**THE PROBLEM**
After reading the data, copy it out in full and exactly.

[Dataset rows describing interfaces]

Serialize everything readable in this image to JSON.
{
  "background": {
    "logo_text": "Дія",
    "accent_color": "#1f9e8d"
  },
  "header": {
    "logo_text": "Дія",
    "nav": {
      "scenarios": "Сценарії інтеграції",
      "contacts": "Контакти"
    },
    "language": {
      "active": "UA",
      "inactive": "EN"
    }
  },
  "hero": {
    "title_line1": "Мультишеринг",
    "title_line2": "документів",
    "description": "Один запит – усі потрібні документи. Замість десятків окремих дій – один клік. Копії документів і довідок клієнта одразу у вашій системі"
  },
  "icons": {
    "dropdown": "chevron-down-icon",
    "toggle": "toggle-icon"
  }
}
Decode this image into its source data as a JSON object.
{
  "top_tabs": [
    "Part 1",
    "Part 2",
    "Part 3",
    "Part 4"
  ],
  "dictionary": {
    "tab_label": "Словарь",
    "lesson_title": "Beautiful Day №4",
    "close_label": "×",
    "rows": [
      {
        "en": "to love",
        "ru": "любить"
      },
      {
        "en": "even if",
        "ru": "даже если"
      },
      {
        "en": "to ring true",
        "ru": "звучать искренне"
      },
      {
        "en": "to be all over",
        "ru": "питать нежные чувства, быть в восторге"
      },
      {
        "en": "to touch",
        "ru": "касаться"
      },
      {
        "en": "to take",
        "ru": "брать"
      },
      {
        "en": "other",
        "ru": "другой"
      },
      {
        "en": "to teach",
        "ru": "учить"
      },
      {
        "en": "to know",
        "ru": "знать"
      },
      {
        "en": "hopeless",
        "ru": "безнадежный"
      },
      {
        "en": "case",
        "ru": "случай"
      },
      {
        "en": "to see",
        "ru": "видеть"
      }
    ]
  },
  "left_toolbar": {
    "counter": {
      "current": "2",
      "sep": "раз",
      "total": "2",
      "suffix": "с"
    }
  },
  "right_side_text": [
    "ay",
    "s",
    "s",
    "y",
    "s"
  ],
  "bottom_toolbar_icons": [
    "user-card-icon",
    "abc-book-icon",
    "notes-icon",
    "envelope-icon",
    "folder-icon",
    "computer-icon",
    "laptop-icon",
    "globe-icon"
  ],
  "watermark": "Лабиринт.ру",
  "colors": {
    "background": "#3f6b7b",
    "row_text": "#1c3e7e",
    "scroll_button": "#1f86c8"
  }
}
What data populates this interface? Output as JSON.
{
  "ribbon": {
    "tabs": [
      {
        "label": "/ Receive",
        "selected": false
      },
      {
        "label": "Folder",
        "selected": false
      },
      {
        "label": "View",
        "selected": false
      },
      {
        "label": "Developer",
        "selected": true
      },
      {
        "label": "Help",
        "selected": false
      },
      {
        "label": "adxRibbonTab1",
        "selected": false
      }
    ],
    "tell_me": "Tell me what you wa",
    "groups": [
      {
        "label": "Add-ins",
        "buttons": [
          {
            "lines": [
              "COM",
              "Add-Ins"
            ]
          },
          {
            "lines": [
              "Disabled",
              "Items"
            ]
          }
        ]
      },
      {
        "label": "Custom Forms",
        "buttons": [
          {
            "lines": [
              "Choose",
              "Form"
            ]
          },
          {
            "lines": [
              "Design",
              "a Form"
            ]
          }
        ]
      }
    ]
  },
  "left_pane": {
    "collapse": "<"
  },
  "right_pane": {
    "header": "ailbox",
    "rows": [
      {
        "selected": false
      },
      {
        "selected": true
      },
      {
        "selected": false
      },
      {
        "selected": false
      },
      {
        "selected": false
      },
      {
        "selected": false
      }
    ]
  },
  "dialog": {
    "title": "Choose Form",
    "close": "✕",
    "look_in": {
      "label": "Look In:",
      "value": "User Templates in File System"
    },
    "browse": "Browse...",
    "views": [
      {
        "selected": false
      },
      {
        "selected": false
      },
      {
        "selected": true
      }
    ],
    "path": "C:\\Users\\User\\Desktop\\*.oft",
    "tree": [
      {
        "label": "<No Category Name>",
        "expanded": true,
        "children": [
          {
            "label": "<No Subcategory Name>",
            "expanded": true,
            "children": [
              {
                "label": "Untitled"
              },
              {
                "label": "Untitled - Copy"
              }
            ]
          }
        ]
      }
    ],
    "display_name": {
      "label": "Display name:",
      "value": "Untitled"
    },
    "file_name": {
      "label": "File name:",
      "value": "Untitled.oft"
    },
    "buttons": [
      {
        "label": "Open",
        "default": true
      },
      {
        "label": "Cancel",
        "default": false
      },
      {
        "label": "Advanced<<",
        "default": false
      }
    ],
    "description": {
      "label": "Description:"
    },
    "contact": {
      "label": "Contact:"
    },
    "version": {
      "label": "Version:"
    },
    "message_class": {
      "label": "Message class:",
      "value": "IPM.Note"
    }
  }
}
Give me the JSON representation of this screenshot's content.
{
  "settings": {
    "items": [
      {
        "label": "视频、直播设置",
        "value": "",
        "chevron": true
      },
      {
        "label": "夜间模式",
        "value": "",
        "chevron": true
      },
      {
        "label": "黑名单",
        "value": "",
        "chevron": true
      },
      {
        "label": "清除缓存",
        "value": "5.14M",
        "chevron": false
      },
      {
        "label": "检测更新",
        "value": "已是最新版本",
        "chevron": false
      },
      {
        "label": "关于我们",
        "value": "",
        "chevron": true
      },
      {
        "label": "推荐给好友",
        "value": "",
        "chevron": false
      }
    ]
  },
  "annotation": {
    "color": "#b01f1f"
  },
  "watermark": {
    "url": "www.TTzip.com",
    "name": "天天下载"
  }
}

**RESPONSE FOR THIS EXERCISE**
Serialize everything readable in this image to JSON.
{
  "background": {
    "logo_text": "Дія",
    "accent_color": "#1f9e8d"
  },
  "header": {
    "logo_text": "Дія",
    "nav": {
      "scenarios": "Сценарії інтеграції",
      "contacts": "Контакти"
    },
    "language": {
      "active": "UA",
      "inactive": "EN"
    }
  },
  "hero": {
    "title_line1": "Мультишеринг",
    "title_line2": "документів",
    "description": "Один запит – усі потрібні документи. Замість десятків окремих дій – один клік. Копії документів і довідок клієнта одразу у вашій системі"
  },
  "icons": {
    "dropdown": "chevron-down-icon",
    "toggle": "toggle-icon"
  }
}
Decode this image into its source data as a JSON object.
{
  "top_tabs": [
    "Part 1",
    "Part 2",
    "Part 3",
    "Part 4"
  ],
  "dictionary": {
    "tab_label": "Словарь",
    "lesson_title": "Beautiful Day №4",
    "close_label": "×",
    "rows": [
      {
        "en": "to love",
        "ru": "любить"
      },
      {
        "en": "even if",
        "ru": "даже если"
      },
      {
        "en": "to ring true",
        "ru": "звучать искренне"
      },
      {
        "en": "to be all over",
        "ru": "питать нежные чувства, быть в восторге"
      },
      {
        "en": "to touch",
        "ru": "касаться"
      },
      {
        "en": "to take",
        "ru": "брать"
      },
      {
        "en": "other",
        "ru": "другой"
      },
      {
        "en": "to teach",
        "ru": "учить"
      },
      {
        "en": "to know",
        "ru": "знать"
      },
      {
        "en": "hopeless",
        "ru": "безнадежный"
      },
      {
        "en": "case",
        "ru": "случай"
      },
      {
        "en": "to see",
        "ru": "видеть"
      }
    ]
  },
  "left_toolbar": {
    "counter": {
      "current": "2",
      "sep": "раз",
      "total": "2",
      "suffix": "с"
    }
  },
  "right_side_text": [
    "ay",
    "s",
    "s",
    "y",
    "s"
  ],
  "bottom_toolbar_icons": [
    "user-card-icon",
    "abc-book-icon",
    "notes-icon",
    "envelope-icon",
    "folder-icon",
    "computer-icon",
    "laptop-icon",
    "globe-icon"
  ],
  "watermark": "Лабиринт.ру",
  "colors": {
    "background": "#3f6b7b",
    "row_text": "#1c3e7e",
    "scroll_button": "#1f86c8"
  }
}
What data populates this interface? Output as JSON.
{
  "ribbon": {
    "tabs": [
      {
        "label": "/ Receive",
        "selected": false
      },
      {
        "label": "Folder",
        "selected": false
      },
      {
        "label": "View",
        "selected": false
      },
      {
        "label": "Developer",
        "selected": true
      },
      {
        "label": "Help",
        "selected": false
      },
      {
        "label": "adxRibbonTab1",
        "selected": false
      }
    ],
    "tell_me": "Tell me what you wa",
    "groups": [
      {
        "label": "Add-ins",
        "buttons": [
          {
            "lines": [
              "COM",
              "Add-Ins"
            ]
          },
          {
            "lines": [
              "Disabled",
              "Items"
            ]
          }
        ]
      },
      {
        "label": "Custom Forms",
        "buttons": [
          {
            "lines": [
              "Choose",
              "Form"
            ]
          },
          {
            "lines": [
              "Design",
              "a Form"
            ]
          }
        ]
      }
    ]
  },
  "left_pane": {
    "collapse": "<"
  },
  "right_pane": {
    "header": "ailbox",
    "rows": [
      {
        "selected": false
      },
      {
        "selected": true
      },
      {
        "selected": false
      },
      {
        "selected": false
      },
      {
        "selected": false
      },
      {
        "selected": false
      }
    ]
  },
  "dialog": {
    "title": "Choose Form",
    "close": "✕",
    "look_in": {
      "label": "Look In:",
      "value": "User Templates in File System"
    },
    "browse": "Browse...",
    "views": [
      {
        "selected": false
      },
      {
        "selected": false
      },
      {
        "selected": true
      }
    ],
    "path": "C:\\Users\\User\\Desktop\\*.oft",
    "tree": [
      {
        "label": "<No Category Name>",
        "expanded": true,
        "children": [
          {
            "label": "<No Subcategory Name>",
            "expanded": true,
            "children": [
              {
                "label": "Untitled"
              },
              {
                "label": "Untitled - Copy"
              }
            ]
          }
        ]
      }
    ],
    "display_name": {
      "label": "Display name:",
      "value": "Untitled"
    },
    "file_name": {
      "label": "File name:",
      "value": "Untitled.oft"
    },
    "buttons": [
      {
        "label": "Open",
        "default": true
      },
      {
        "label": "Cancel",
        "default": false
      },
      {
        "label": "Advanced<<",
        "default": false
      }
    ],
    "description": {
      "label": "Description:"
    },
    "contact": {
      "label": "Contact:"
    },
    "version": {
      "label": "Version:"
    },
    "message_class": {
      "label": "Message class:",
      "value": "IPM.Note"
    }
  }
}
Give me the JSON representation of this screenshot's content.
{
  "settings": {
    "items": [
      {
        "label": "视频、直播设置",
        "value": "",
        "chevron": true
      },
      {
        "label": "夜间模式",
        "value": "",
        "chevron": true
      },
      {
        "label": "黑名单",
        "value": "",
        "chevron": true
      },
      {
        "label": "清除缓存",
        "value": "5.14M",
        "chevron": false
      },
      {
        "label": "检测更新",
        "value": "已是最新版本",
        "chevron": false
      },
      {
        "label": "关于我们",
        "value": "",
        "chevron": true
      },
      {
        "label": "推荐给好友",
        "value": "",
        "chevron": false
      }
    ]
  },
  "annotation": {
    "color": "#b01f1f"
  },
  "watermark": {
    "url": "www.TTzip.com",
    "name": "天天下载"
  }
}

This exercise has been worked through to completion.